This year's first place finisher is a young zebrafish photographed from above.
This year's first place finisher is a young zebrafish photographed from above.
Daniel Castranova/Nikon Small World

Each year, Nikon holds the Nikon Small World Photomicrography Competition to recognize the coolest images of the smallest subjects. The 2020 winners were just announced, and as usual, it’s a stunning collection of things only visible under a microscope—hippocampal neurons, for example—and familiar things that look completely different under a microscope (like human hair).

First place went to Daniel Castranova, an aquatic research specialist at the National Institute of Health, for his snapshot of a juvenile zebrafish. The photo isn’t the result of a brief camera click; instead, Castranova and his colleague Bakary Samasa scanned the fish using a technique called “confocal microscopy” and then stacked more than 350 frames to create one comprehensive image. During the project, the researchers realized that zebrafish—which are already used as lab models to study many human diseases—have lymphatic vessels in their skulls, which means their lymphatic systems are much more similar to humans’ than previously thought. They're so similar that zebrafish may prove useful in Alzheimer’s disease and cancer research.

“Until now, we thought this type of lymphatic system associated with the nervous system only occurred in mammals,” Castranova told Nikon. “By studying them, the scientific community can expedite a range of research and clinical innovations—everything from drug trials to cancer treatments. This is because fish are so much easier to raise and image than mammals.”

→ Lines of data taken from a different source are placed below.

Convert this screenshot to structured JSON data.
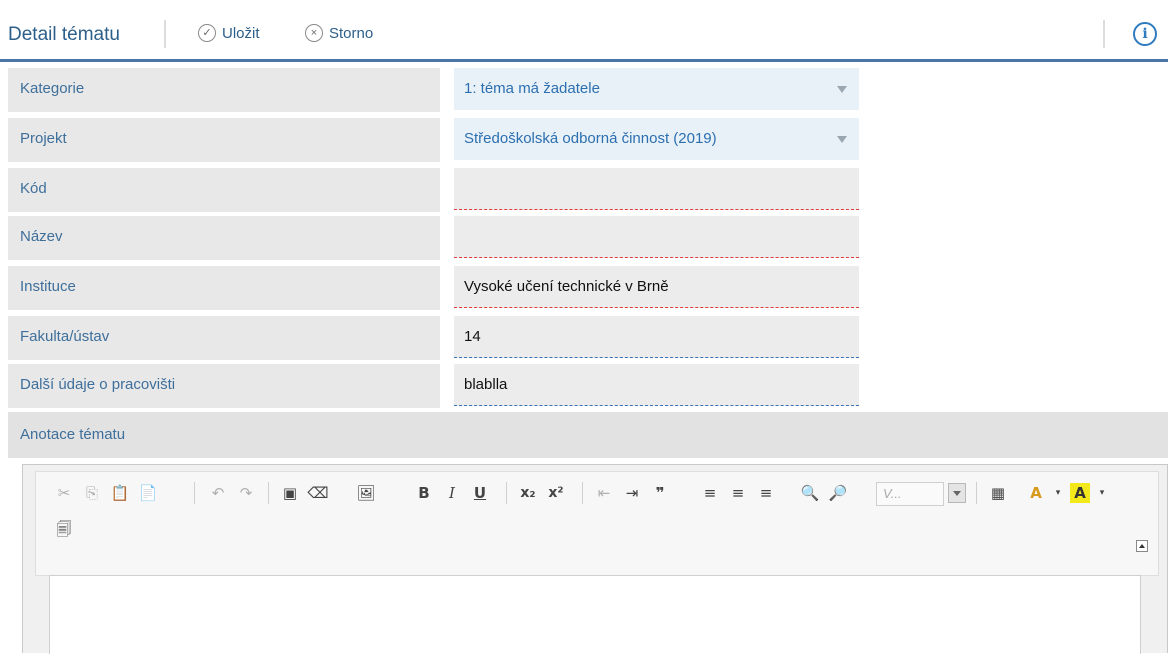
{
  "header": {
    "title": "Detail tématu",
    "save_label": "Uložit",
    "cancel_label": "Storno"
  },
  "form": {
    "rows": [
      {
        "label": "Kategorie",
        "value": "1: téma má žadatele"
      },
      {
        "label": "Projekt",
        "value": "Středoškolská odborná činnost (2019)"
      },
      {
        "label": "Kód",
        "value": ""
      },
      {
        "label": "Název",
        "value": ""
      },
      {
        "label": "Instituce",
        "value": "Vysoké učení technické v Brně"
      },
      {
        "label": "Fakulta/ústav",
        "value": "14"
      },
      {
        "label": "Další údaje o pracovišti",
        "value": "blablla"
      }
    ],
    "annotation_label": "Anotace tématu"
  },
  "editor": {
    "styles_placeholder": "V..."
  },
  "colors": {
    "accent": "#4a77a8",
    "label_text": "#3e6f9b",
    "required_underline": "#e03c3c",
    "filled_underline": "#3a72b8"
  }
}
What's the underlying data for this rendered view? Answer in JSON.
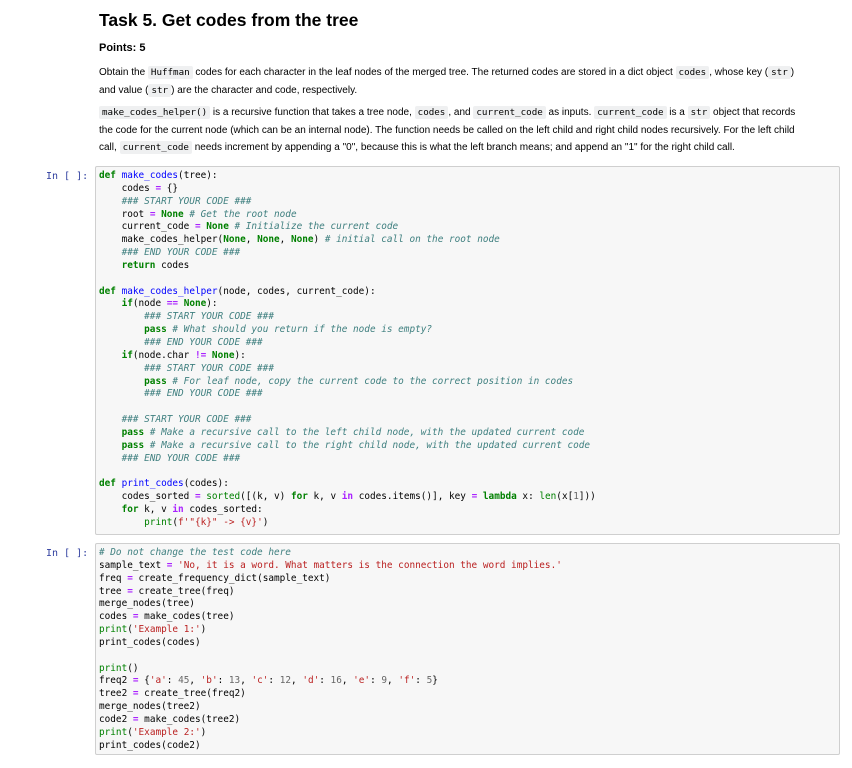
{
  "task": {
    "title": "Task 5. Get codes from the tree",
    "points": "Points: 5"
  },
  "para1": {
    "t1": "Obtain the ",
    "c1": "Huffman",
    "t2": " codes for each character in the leaf nodes of the merged tree. The returned codes are stored in a dict object ",
    "c2": "codes",
    "t3": ", whose key (",
    "c3": "str",
    "t4": ")",
    "line2_t1": "and value (",
    "line2_c1": "str",
    "line2_t2": ") are the character and code, respectively."
  },
  "para2": {
    "c1": "make_codes_helper()",
    "t1": " is a recursive function that takes a tree node, ",
    "c2": "codes",
    "t2": ", and ",
    "c3": "current_code",
    "t3": " as inputs. ",
    "c4": "current_code",
    "t4": " is a ",
    "c5": "str",
    "t5": " object that records",
    "line2": "the code for the current node (which can be an internal node). The function needs be called on the left child and right child nodes recursively. For the left child",
    "line3_t1": "call, ",
    "line3_c1": "current_code",
    "line3_t2": " needs increment by appending a \"0\", because this is what the left branch means; and append an \"1\" for the right child call."
  },
  "prompts": {
    "cell1": "In [ ]:",
    "cell2": "In [ ]:"
  }
}
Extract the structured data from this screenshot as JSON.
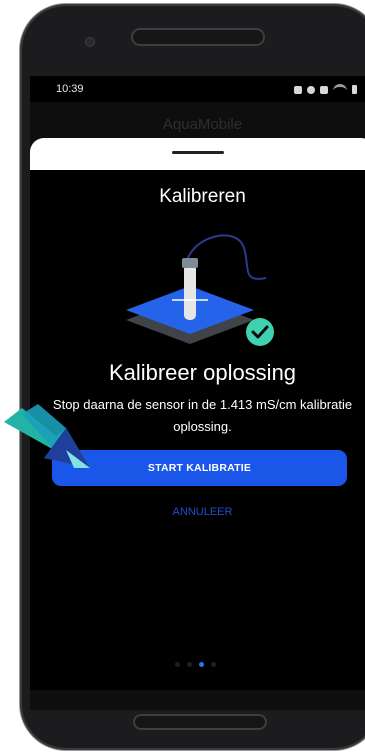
{
  "statusbar": {
    "time": "10:39",
    "icons": [
      "home-icon",
      "alarm-icon",
      "bluetooth-icon",
      "wifi-icon",
      "signal-icon",
      "battery-icon"
    ]
  },
  "app": {
    "title": "AquaMobile"
  },
  "sheet": {
    "title": "Kalibreren",
    "heading": "Kalibreer oplossing",
    "description": "Stop daarna de sensor in de 1.413 mS/cm kalibratie oplossing.",
    "primary_button": "START KALIBRATIE",
    "cancel_link": "ANNULEER",
    "illustration_icon": "sensor-calibration-icon",
    "check_icon": "check-circle-icon",
    "pager": {
      "count": 4,
      "active_index": 2
    }
  },
  "colors": {
    "accent": "#1a57e8",
    "check": "#3fd2b0",
    "sensor_plate": "#2563eb",
    "background": "#000000"
  }
}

The image is also evidence that art and science can go hand in hand—the overarching point of the whole competition. See some of our other favorite winners below, and scroll through the full gallery here.

Embryonic Development of a Clownfish // Second Place

Sure, you can call it Nemo.Daniel Knop/Nikon Small World

Daniel Knop from Germany’s Natur und Tier Verlag stacked images to capture the progression of a clownfish (Amphiprion percula) forming in its egg—a difficult feat, considering that the embryo didn’t exactly stop moving to pose.

Tongue of a Freshwater Snail // Third Place

"Snails have thousands of teeth" is a great ice breaker.Igor Siwanowicz/Nikon Small World

A snail’s tongue, or radula, is covered in thousands of microscopic teeth that rub against its food to snag off small bits. As demonstrated by this photo from Howard Hughes Medical Institute’s Dr. Igor Siwanowicz, it’s actually more dazzling than disgusting.

Bogong Moth // Fifth Place

Moths are just as beautiful as butterflies.Ahmad Fauzan/Nikon Small World

The dull brown coat of Australia’s Bogong moth is nothing special from afar. Magnified under the lens of Indonesia-based microphotographer Ahmad Fauzan, it looks like a tiger-inspired shag carpet (which is almost as cool as its spiral tongue).

Red Algae // 11th Place

It's waving hello.Tagide deCarvalho/Nikon Small World

Red algae’s tendrils have a skeletal quality even when viewed with the naked eye. University of Maryland, Baltimore County’s Dr. Tagide deCarvalho shows just how much they look like long, alien skeleton hands when seen beneath a microscope.

Crystals Formed From an Ethanol and Water Solution // 13th Place

It doesn't taste like cotton candy.Justin Zoll/Nikon Small World

New York-based photographer Justin Zoll used polarized light to reveal the vibrant details of crystals created when an amino acid-containing solution of ethanol and water was heated.

Nylon Stockings // 16th Place

If some of these bonds break, you've got a run in your stockings.Alexander Klepnev/Nikon Small World

Micrography can also illuminate the beauty of seemingly mundane, human-made products. This image, taken by Alexander Klepnev at Moscow’s JSC Radiophysics, shows how nylon fibers are knotted to make a pair of tights.

Skeleton of a Fruit Bat Embryo // 20th Place

Cute, creepy, or both?Dr. Dorit Hockman and Dr. Vanessa Chong-Morrison/Nikon Small World

University of Cape Town’s Dr. Dorit Hockman and Dr. Vanessa Chong-Morrison didn’t utilize any light-filtering techniques to snap this photo of a short-tailed fruit bat's embryonic skeleton smiling at you (or so it seems). Happy Halloween!